As far as the Volker Rule, its design will likely lead to poor efficacy in practice. Banks clearly need to be able to hedge specifically so they can protect our money. But the line between a hedge and a speculative bet is fine. So fine that banks will always claim they are hedging even when they aren’t. As always, regulatory capture is a concern.

How is GDP like a Honda Accord?

…Oh my gosh, in so so SO many ways. Well, in a couple, at least. Like GDP, the Honda Accord is a pretty good all around vehicle. It is equally suited to city and highway driving, can traverse graveled country roads with relative ease, and can drive in most types of inclement wether. It can get us most places we wish to go and thus is pretty closely correlated to our happiness regardless of our personal tastes and hobbies.

“Oh, no,” say some, “real happiness is dive-bombing through thicketed forests and across small mountain streams.” And how do these bold people prepose we do so? We must buy new, larger tires for our Accord. Outfit it with better shocks and a more powerful engine. Add a roll cage and a winch to pull the vehicle out of ruts. These are the ways we can make our Honda Accord better and really ensure that it can lead us to the healthy, happy life we desire.

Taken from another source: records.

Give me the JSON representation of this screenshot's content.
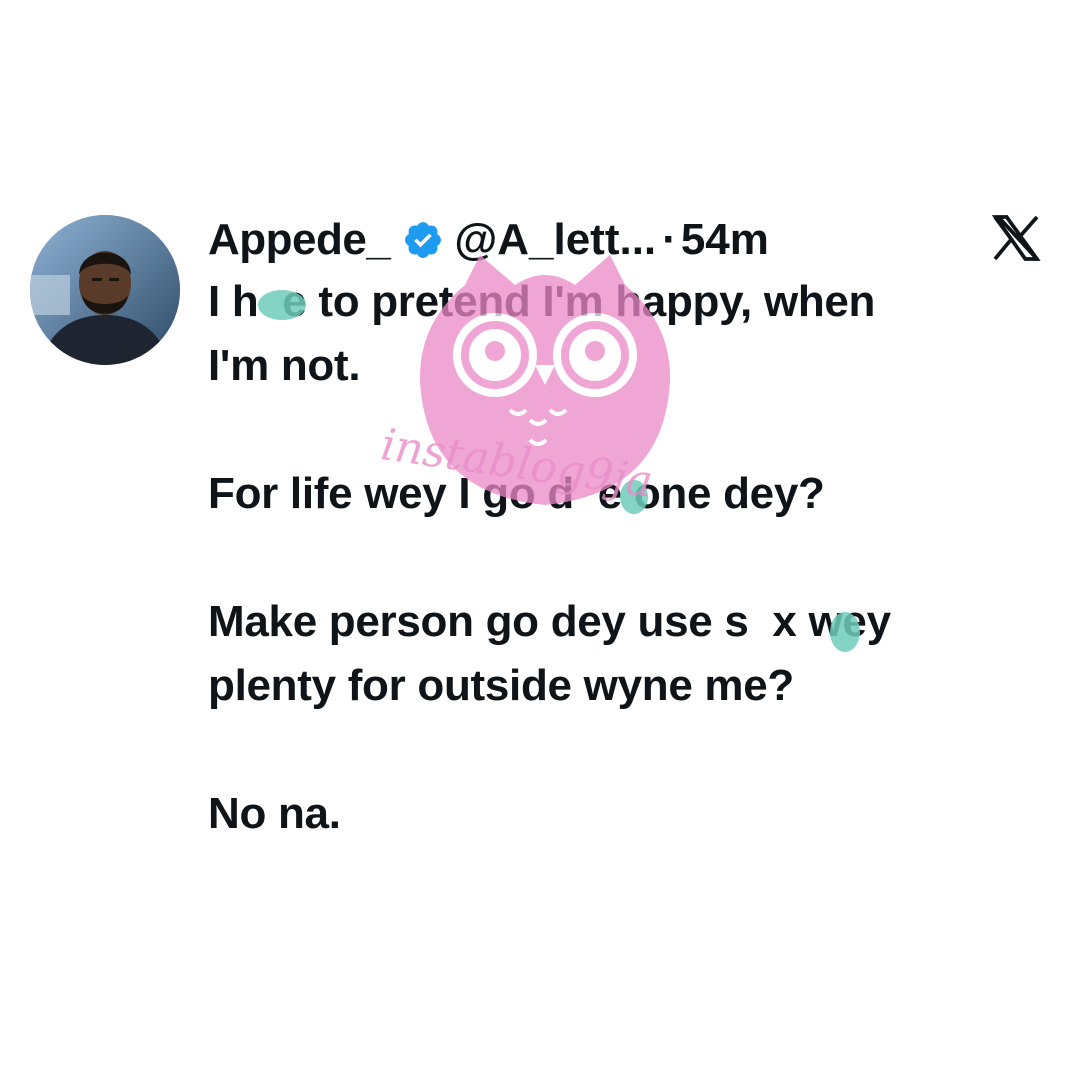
{
  "tweet": {
    "display_name": "Appede_",
    "handle": "@A_lett...",
    "separator": "·",
    "time": "54m",
    "paragraphs": [
      "I h  e to pretend I'm happy, when\nI'm not.",
      "For life wey I go d  e one dey?",
      "Make person go dey use s  x wey\nplenty for outside wyne me?",
      "No na."
    ]
  },
  "watermark": {
    "text": "instablog9ja"
  },
  "colors": {
    "verified": "#1d9bf0",
    "text": "#0f1419",
    "censor_mark": "#6fcdbb",
    "watermark": "#e98ec9"
  },
  "icons": {
    "verified": "verified-badge-icon",
    "platform": "x-logo-icon"
  }
}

I say you should just use a different car.

Now back to GDP. It is a popular pastime to point out the narrowness of the measure and suggest ways to improve it. We need to add the contribution of stay-at-home mothers, for instance. Or else we should complain that it doesn’t measure what we really care about like income inequality or literacy rates or any number of other possible national characteristics. But go back to the titular analogy of this post. Like the Honda Accord GDP does not do everything we may want in a car. But also like the Accord, it does most of what we want. GDP is correlated with a wide range of other statistics from happiness, to health, to life expectancy. We first need to recognize how wonderful GDP is as a simple measure of an enormous range of other national characteristics that we care about. Second, the answer to GDP is not to criticize its use as short sighted or to stuff it full of extra amenities as our woodsman wanted to do with our Accord. No economist believes that GDP provides the end-all, be-all state of societal success. Let the Accord be the Accord. Let it be simple, low-cost, versatile, and intuitive. Buy a new car if you want such vastly different features or improved luxury. Indeed, some economists (you’ve probably heard of) are designing new and different measures of national achievement. But this is no mark against the Accord. It does perfectly well what it was designed to do. The problem is that when a woodsman gets his hands on a Honda, there’s no end to where he’ll want to drive.